__EXERCISE INSTRUCTIONS__: Should an entry contain an image, leave the image out and repeat the entry's text exactly.

(Component data from apps and pages)
################

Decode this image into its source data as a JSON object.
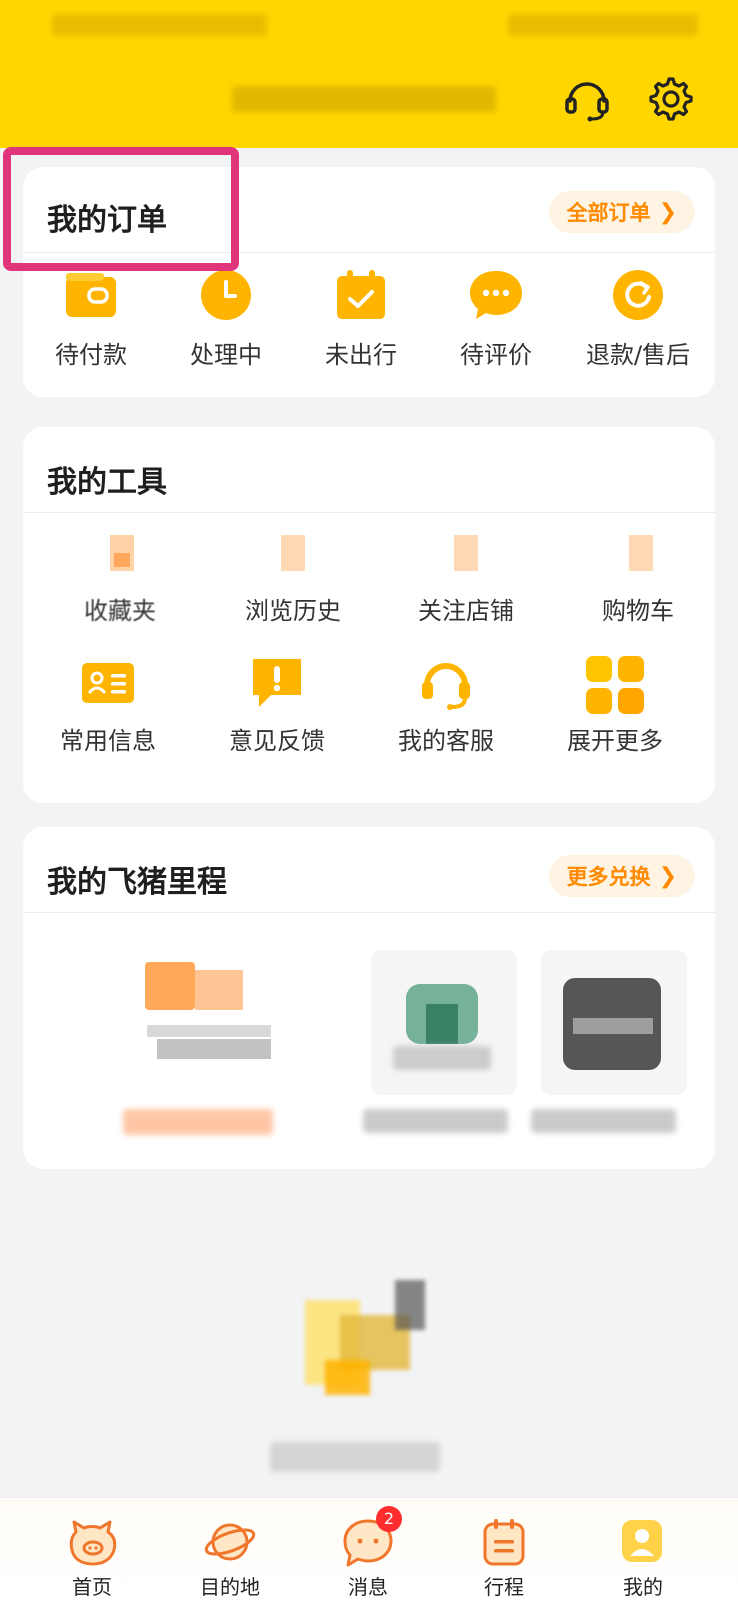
{
  "header": {
    "support_icon": "headset-icon",
    "settings_icon": "gear-icon"
  },
  "orders": {
    "title": "我的订单",
    "all_label": "全部订单",
    "items": [
      {
        "label": "待付款",
        "icon": "wallet-icon"
      },
      {
        "label": "处理中",
        "icon": "clock-icon"
      },
      {
        "label": "未出行",
        "icon": "calendar-check-icon"
      },
      {
        "label": "待评价",
        "icon": "chat-bubble-icon"
      },
      {
        "label": "退款/售后",
        "icon": "refund-icon"
      }
    ]
  },
  "tools": {
    "title": "我的工具",
    "items": [
      {
        "label": "收藏夹"
      },
      {
        "label": "浏览历史"
      },
      {
        "label": "关注店铺"
      },
      {
        "label": "购物车"
      },
      {
        "label": "常用信息",
        "icon": "id-card-icon"
      },
      {
        "label": "意见反馈",
        "icon": "feedback-icon"
      },
      {
        "label": "我的客服",
        "icon": "headset-icon"
      },
      {
        "label": "展开更多",
        "icon": "grid-icon"
      }
    ]
  },
  "mileage": {
    "title": "我的飞猪里程",
    "more_label": "更多兑换"
  },
  "tabbar": {
    "items": [
      {
        "label": "首页",
        "icon": "pig-icon"
      },
      {
        "label": "目的地",
        "icon": "planet-icon"
      },
      {
        "label": "消息",
        "icon": "message-icon",
        "badge": "2"
      },
      {
        "label": "行程",
        "icon": "itinerary-icon"
      },
      {
        "label": "我的",
        "icon": "profile-icon"
      }
    ]
  },
  "colors": {
    "header": "#ffd600",
    "accent": "#ff8a00",
    "icon_yellow": "#ffb400",
    "highlight": "#e0357a",
    "badge": "#ff2d2d"
  }
}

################

__THE COMPLETED TASK__:
Decode this image into its source data as a JSON object.
{
  "header": {
    "support_icon": "headset-icon",
    "settings_icon": "gear-icon"
  },
  "orders": {
    "title": "我的订单",
    "all_label": "全部订单",
    "items": [
      {
        "label": "待付款",
        "icon": "wallet-icon"
      },
      {
        "label": "处理中",
        "icon": "clock-icon"
      },
      {
        "label": "未出行",
        "icon": "calendar-check-icon"
      },
      {
        "label": "待评价",
        "icon": "chat-bubble-icon"
      },
      {
        "label": "退款/售后",
        "icon": "refund-icon"
      }
    ]
  },
  "tools": {
    "title": "我的工具",
    "items": [
      {
        "label": "收藏夹"
      },
      {
        "label": "浏览历史"
      },
      {
        "label": "关注店铺"
      },
      {
        "label": "购物车"
      },
      {
        "label": "常用信息",
        "icon": "id-card-icon"
      },
      {
        "label": "意见反馈",
        "icon": "feedback-icon"
      },
      {
        "label": "我的客服",
        "icon": "headset-icon"
      },
      {
        "label": "展开更多",
        "icon": "grid-icon"
      }
    ]
  },
  "mileage": {
    "title": "我的飞猪里程",
    "more_label": "更多兑换"
  },
  "tabbar": {
    "items": [
      {
        "label": "首页",
        "icon": "pig-icon"
      },
      {
        "label": "目的地",
        "icon": "planet-icon"
      },
      {
        "label": "消息",
        "icon": "message-icon",
        "badge": "2"
      },
      {
        "label": "行程",
        "icon": "itinerary-icon"
      },
      {
        "label": "我的",
        "icon": "profile-icon"
      }
    ]
  },
  "colors": {
    "header": "#ffd600",
    "accent": "#ff8a00",
    "icon_yellow": "#ffb400",
    "highlight": "#e0357a",
    "badge": "#ff2d2d"
  }
}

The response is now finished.